That is a sagittal (down the midline) section of an asian elephant skull, taken from digimorph. This is a CT scan,no skulls were harmed in the making of this image. ;)  The brains of proboscidians don’t take up as much of the skull as most other mammals, due to how the skull has transformed to accommodate the muscles of that huge trunk. 

So how did you guys do in your answers? Lots of you got that it was some sort of brain, good job!!

 jupiterorbust  successfully ID'ed it as a mammoth brain, great job!

Honorable mention to 

 vfeynmanv for a great post showing how you went about trying to figure it out, I really enjoyed reading that. And you were pretty close! 

22 notes
dailyfossil · 209 years ago

Hello my dear followers!
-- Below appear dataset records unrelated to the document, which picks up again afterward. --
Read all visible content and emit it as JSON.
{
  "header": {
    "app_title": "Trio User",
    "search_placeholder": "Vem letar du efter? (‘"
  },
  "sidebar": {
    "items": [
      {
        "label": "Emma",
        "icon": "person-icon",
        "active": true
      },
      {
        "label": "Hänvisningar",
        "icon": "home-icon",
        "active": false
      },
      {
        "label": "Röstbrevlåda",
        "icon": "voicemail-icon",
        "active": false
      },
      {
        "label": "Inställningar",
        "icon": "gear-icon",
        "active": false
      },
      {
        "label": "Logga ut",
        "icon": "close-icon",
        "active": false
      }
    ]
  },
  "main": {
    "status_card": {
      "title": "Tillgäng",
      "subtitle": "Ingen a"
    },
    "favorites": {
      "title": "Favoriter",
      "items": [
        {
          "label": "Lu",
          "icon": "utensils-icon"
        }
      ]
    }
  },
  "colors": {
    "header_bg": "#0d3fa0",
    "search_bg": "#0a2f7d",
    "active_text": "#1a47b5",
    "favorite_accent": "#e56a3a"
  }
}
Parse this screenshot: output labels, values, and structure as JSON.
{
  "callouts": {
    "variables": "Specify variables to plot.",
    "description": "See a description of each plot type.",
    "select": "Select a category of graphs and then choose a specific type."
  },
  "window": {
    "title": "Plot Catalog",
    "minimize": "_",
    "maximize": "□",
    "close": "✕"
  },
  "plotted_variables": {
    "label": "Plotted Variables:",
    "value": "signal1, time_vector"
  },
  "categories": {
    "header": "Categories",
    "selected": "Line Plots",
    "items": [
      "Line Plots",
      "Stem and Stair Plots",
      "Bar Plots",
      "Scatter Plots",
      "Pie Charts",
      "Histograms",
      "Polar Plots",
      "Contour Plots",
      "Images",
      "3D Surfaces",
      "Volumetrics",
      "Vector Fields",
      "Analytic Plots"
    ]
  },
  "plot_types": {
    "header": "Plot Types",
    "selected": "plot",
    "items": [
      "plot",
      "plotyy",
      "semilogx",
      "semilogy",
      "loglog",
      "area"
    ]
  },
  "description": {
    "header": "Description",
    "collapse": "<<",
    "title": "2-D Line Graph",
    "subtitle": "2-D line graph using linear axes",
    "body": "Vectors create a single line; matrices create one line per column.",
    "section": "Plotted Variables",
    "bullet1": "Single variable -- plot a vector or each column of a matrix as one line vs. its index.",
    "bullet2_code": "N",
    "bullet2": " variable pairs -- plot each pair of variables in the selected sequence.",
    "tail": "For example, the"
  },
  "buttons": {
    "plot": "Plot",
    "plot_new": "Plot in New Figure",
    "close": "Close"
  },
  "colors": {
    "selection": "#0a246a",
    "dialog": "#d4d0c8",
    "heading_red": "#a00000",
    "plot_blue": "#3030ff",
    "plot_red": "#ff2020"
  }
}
I have missed you!! I am only quasi-back right now, unfortunately! Plans have changed such that I will be traveling more than I thought, with several days with no internet. I don’t want to start up with entries again only to have to quickly stop. But I said I would post again today, and so instead over the next few days I will be posting some different things that I hope you will like. 

First up is a mystery object! I was inspired by the amazing 

umzoology  tumblr. if you do not follow that tumblr you really really should, so get to it. 

Can you guys guess what the specimen above is? 

Here are some hints!

It is not a fossil itself, but it does represent the anatomy of an extinct animal. 

I have not yet done an entry on the animal represented by this object, but I have hit several species in its group, including one very very closely related to it. 

As indicated on the images it is about a foot long. Just in case you do not the anatomical terms I used above, the views shown are: lateral - from the side, dorsal - from the top, and ventral - from the bottom. The arrow indicates that anterior - the front of the animal - is to the right in all images. 

you can reblog with your guesses or just answer this post thanks to this question mark! ?

32 notes
dailyfossil · 210 years ago

octoprole  started following you

Grats to follower #3500!!!! 

I missed all X500s past 1000 due to the rush of followers due to the tumblr radar.

9 notes
dailyfossil · 210 years ago

I am your special guest Fossiler! 

This is a T-Rex. It’s pretty big but it’s probably not the biggest dinosaur. Its diet includes Lawyers and Portable Toilets.

It chased after Jeff Goldblum and was well known for bursting into museums and also eating featherless Utahraptors that everyone called Velociraptors for some reason. 

Later it went on a boat and terrorized San Diego and also it ate a dog.

When I grow up, I want to be Jeff Goldblum and you should too!

Thanks to our special guest fossiler of the day heliainahandbasket

135 notes